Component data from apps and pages

● ● ● ●

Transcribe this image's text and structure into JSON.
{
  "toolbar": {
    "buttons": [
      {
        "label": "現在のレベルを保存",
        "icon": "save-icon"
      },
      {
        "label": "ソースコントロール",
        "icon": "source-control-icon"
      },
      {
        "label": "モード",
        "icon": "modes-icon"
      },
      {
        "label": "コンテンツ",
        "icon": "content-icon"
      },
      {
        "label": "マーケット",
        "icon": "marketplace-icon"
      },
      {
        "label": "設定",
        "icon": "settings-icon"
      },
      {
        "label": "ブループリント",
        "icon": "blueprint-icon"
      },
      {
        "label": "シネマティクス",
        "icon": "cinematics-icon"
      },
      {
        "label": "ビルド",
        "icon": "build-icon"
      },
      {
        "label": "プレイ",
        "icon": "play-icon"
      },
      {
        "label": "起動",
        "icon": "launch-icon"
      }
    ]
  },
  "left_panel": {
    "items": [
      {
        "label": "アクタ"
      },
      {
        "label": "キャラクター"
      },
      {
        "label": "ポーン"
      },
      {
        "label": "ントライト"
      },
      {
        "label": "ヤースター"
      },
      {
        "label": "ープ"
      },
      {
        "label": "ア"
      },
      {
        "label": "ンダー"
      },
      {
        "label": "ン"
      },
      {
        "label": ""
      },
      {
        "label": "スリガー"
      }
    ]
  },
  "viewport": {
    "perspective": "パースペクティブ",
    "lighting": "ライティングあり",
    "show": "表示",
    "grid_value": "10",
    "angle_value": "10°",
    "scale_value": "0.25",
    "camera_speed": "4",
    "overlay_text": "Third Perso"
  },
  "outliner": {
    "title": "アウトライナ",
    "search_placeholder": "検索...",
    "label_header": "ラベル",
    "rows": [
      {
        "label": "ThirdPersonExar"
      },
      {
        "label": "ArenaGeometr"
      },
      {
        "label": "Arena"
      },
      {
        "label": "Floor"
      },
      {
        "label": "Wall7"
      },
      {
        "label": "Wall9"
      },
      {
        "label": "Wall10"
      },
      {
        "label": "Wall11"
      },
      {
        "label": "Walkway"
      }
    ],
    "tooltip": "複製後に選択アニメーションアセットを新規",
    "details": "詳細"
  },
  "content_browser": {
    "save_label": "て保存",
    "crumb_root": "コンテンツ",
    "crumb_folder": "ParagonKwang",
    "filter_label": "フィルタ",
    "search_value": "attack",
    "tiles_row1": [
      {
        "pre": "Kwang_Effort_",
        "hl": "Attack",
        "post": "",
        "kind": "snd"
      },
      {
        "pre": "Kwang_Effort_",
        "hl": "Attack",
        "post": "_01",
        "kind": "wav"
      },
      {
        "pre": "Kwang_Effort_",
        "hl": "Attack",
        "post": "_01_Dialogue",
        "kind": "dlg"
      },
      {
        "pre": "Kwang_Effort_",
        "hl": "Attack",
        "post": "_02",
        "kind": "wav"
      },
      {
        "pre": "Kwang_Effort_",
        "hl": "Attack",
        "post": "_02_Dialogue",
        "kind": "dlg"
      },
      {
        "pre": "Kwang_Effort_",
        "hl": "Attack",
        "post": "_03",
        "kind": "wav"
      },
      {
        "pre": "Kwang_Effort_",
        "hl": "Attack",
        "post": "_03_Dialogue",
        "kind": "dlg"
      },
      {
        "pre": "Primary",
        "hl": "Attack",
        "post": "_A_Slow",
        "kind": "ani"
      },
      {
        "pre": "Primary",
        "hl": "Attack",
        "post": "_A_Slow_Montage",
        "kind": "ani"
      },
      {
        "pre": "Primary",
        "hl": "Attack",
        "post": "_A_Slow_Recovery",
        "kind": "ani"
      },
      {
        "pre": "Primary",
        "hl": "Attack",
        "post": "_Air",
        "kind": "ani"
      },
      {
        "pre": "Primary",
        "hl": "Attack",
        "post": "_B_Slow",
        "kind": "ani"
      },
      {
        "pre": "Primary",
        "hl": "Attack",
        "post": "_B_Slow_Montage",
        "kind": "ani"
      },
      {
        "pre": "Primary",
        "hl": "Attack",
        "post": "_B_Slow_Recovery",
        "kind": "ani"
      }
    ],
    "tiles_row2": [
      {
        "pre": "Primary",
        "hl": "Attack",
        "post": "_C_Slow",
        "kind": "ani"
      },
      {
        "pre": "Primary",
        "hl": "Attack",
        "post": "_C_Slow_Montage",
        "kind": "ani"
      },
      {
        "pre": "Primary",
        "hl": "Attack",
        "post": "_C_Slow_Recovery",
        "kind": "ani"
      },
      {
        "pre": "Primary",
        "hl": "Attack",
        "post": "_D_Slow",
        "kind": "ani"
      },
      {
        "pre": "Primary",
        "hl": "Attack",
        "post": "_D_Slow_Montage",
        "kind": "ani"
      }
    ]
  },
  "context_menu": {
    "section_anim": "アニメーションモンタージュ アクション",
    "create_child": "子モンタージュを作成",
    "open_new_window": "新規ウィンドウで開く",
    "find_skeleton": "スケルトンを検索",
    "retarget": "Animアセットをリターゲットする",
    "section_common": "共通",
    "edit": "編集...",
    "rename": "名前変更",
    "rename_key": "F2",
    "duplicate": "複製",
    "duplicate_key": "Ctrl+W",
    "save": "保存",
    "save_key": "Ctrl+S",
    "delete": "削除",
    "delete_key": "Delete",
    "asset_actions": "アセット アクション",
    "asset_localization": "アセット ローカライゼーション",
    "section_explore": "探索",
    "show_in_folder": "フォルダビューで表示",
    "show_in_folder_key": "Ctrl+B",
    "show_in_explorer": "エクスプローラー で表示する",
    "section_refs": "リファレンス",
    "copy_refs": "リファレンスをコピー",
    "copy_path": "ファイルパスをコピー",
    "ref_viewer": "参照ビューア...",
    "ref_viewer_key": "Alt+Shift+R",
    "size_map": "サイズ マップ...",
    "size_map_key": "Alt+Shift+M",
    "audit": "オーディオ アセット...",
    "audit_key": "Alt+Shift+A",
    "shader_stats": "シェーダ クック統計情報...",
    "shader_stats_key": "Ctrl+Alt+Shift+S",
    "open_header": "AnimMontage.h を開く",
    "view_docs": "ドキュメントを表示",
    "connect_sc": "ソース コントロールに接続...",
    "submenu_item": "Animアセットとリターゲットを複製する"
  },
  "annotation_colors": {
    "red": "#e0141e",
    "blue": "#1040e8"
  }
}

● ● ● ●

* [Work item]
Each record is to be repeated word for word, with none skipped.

* [Task response]
Transcribe this image's text and structure into JSON.
{
  "toolbar": {
    "buttons": [
      {
        "label": "現在のレベルを保存",
        "icon": "save-icon"
      },
      {
        "label": "ソースコントロール",
        "icon": "source-control-icon"
      },
      {
        "label": "モード",
        "icon": "modes-icon"
      },
      {
        "label": "コンテンツ",
        "icon": "content-icon"
      },
      {
        "label": "マーケット",
        "icon": "marketplace-icon"
      },
      {
        "label": "設定",
        "icon": "settings-icon"
      },
      {
        "label": "ブループリント",
        "icon": "blueprint-icon"
      },
      {
        "label": "シネマティクス",
        "icon": "cinematics-icon"
      },
      {
        "label": "ビルド",
        "icon": "build-icon"
      },
      {
        "label": "プレイ",
        "icon": "play-icon"
      },
      {
        "label": "起動",
        "icon": "launch-icon"
      }
    ]
  },
  "left_panel": {
    "items": [
      {
        "label": "アクタ"
      },
      {
        "label": "キャラクター"
      },
      {
        "label": "ポーン"
      },
      {
        "label": "ントライト"
      },
      {
        "label": "ヤースター"
      },
      {
        "label": "ープ"
      },
      {
        "label": "ア"
      },
      {
        "label": "ンダー"
      },
      {
        "label": "ン"
      },
      {
        "label": ""
      },
      {
        "label": "スリガー"
      }
    ]
  },
  "viewport": {
    "perspective": "パースペクティブ",
    "lighting": "ライティングあり",
    "show": "表示",
    "grid_value": "10",
    "angle_value": "10°",
    "scale_value": "0.25",
    "camera_speed": "4",
    "overlay_text": "Third Perso"
  },
  "outliner": {
    "title": "アウトライナ",
    "search_placeholder": "検索...",
    "label_header": "ラベル",
    "rows": [
      {
        "label": "ThirdPersonExar"
      },
      {
        "label": "ArenaGeometr"
      },
      {
        "label": "Arena"
      },
      {
        "label": "Floor"
      },
      {
        "label": "Wall7"
      },
      {
        "label": "Wall9"
      },
      {
        "label": "Wall10"
      },
      {
        "label": "Wall11"
      },
      {
        "label": "Walkway"
      }
    ],
    "tooltip": "複製後に選択アニメーションアセットを新規",
    "details": "詳細"
  },
  "content_browser": {
    "save_label": "て保存",
    "crumb_root": "コンテンツ",
    "crumb_folder": "ParagonKwang",
    "filter_label": "フィルタ",
    "search_value": "attack",
    "tiles_row1": [
      {
        "pre": "Kwang_Effort_",
        "hl": "Attack",
        "post": "",
        "kind": "snd"
      },
      {
        "pre": "Kwang_Effort_",
        "hl": "Attack",
        "post": "_01",
        "kind": "wav"
      },
      {
        "pre": "Kwang_Effort_",
        "hl": "Attack",
        "post": "_01_Dialogue",
        "kind": "dlg"
      },
      {
        "pre": "Kwang_Effort_",
        "hl": "Attack",
        "post": "_02",
        "kind": "wav"
      },
      {
        "pre": "Kwang_Effort_",
        "hl": "Attack",
        "post": "_02_Dialogue",
        "kind": "dlg"
      },
      {
        "pre": "Kwang_Effort_",
        "hl": "Attack",
        "post": "_03",
        "kind": "wav"
      },
      {
        "pre": "Kwang_Effort_",
        "hl": "Attack",
        "post": "_03_Dialogue",
        "kind": "dlg"
      },
      {
        "pre": "Primary",
        "hl": "Attack",
        "post": "_A_Slow",
        "kind": "ani"
      },
      {
        "pre": "Primary",
        "hl": "Attack",
        "post": "_A_Slow_Montage",
        "kind": "ani"
      },
      {
        "pre": "Primary",
        "hl": "Attack",
        "post": "_A_Slow_Recovery",
        "kind": "ani"
      },
      {
        "pre": "Primary",
        "hl": "Attack",
        "post": "_Air",
        "kind": "ani"
      },
      {
        "pre": "Primary",
        "hl": "Attack",
        "post": "_B_Slow",
        "kind": "ani"
      },
      {
        "pre": "Primary",
        "hl": "Attack",
        "post": "_B_Slow_Montage",
        "kind": "ani"
      },
      {
        "pre": "Primary",
        "hl": "Attack",
        "post": "_B_Slow_Recovery",
        "kind": "ani"
      }
    ],
    "tiles_row2": [
      {
        "pre": "Primary",
        "hl": "Attack",
        "post": "_C_Slow",
        "kind": "ani"
      },
      {
        "pre": "Primary",
        "hl": "Attack",
        "post": "_C_Slow_Montage",
        "kind": "ani"
      },
      {
        "pre": "Primary",
        "hl": "Attack",
        "post": "_C_Slow_Recovery",
        "kind": "ani"
      },
      {
        "pre": "Primary",
        "hl": "Attack",
        "post": "_D_Slow",
        "kind": "ani"
      },
      {
        "pre": "Primary",
        "hl": "Attack",
        "post": "_D_Slow_Montage",
        "kind": "ani"
      }
    ]
  },
  "context_menu": {
    "section_anim": "アニメーションモンタージュ アクション",
    "create_child": "子モンタージュを作成",
    "open_new_window": "新規ウィンドウで開く",
    "find_skeleton": "スケルトンを検索",
    "retarget": "Animアセットをリターゲットする",
    "section_common": "共通",
    "edit": "編集...",
    "rename": "名前変更",
    "rename_key": "F2",
    "duplicate": "複製",
    "duplicate_key": "Ctrl+W",
    "save": "保存",
    "save_key": "Ctrl+S",
    "delete": "削除",
    "delete_key": "Delete",
    "asset_actions": "アセット アクション",
    "asset_localization": "アセット ローカライゼーション",
    "section_explore": "探索",
    "show_in_folder": "フォルダビューで表示",
    "show_in_folder_key": "Ctrl+B",
    "show_in_explorer": "エクスプローラー で表示する",
    "section_refs": "リファレンス",
    "copy_refs": "リファレンスをコピー",
    "copy_path": "ファイルパスをコピー",
    "ref_viewer": "参照ビューア...",
    "ref_viewer_key": "Alt+Shift+R",
    "size_map": "サイズ マップ...",
    "size_map_key": "Alt+Shift+M",
    "audit": "オーディオ アセット...",
    "audit_key": "Alt+Shift+A",
    "shader_stats": "シェーダ クック統計情報...",
    "shader_stats_key": "Ctrl+Alt+Shift+S",
    "open_header": "AnimMontage.h を開く",
    "view_docs": "ドキュメントを表示",
    "connect_sc": "ソース コントロールに接続...",
    "submenu_item": "Animアセットとリターゲットを複製する"
  },
  "annotation_colors": {
    "red": "#e0141e",
    "blue": "#1040e8"
  }
}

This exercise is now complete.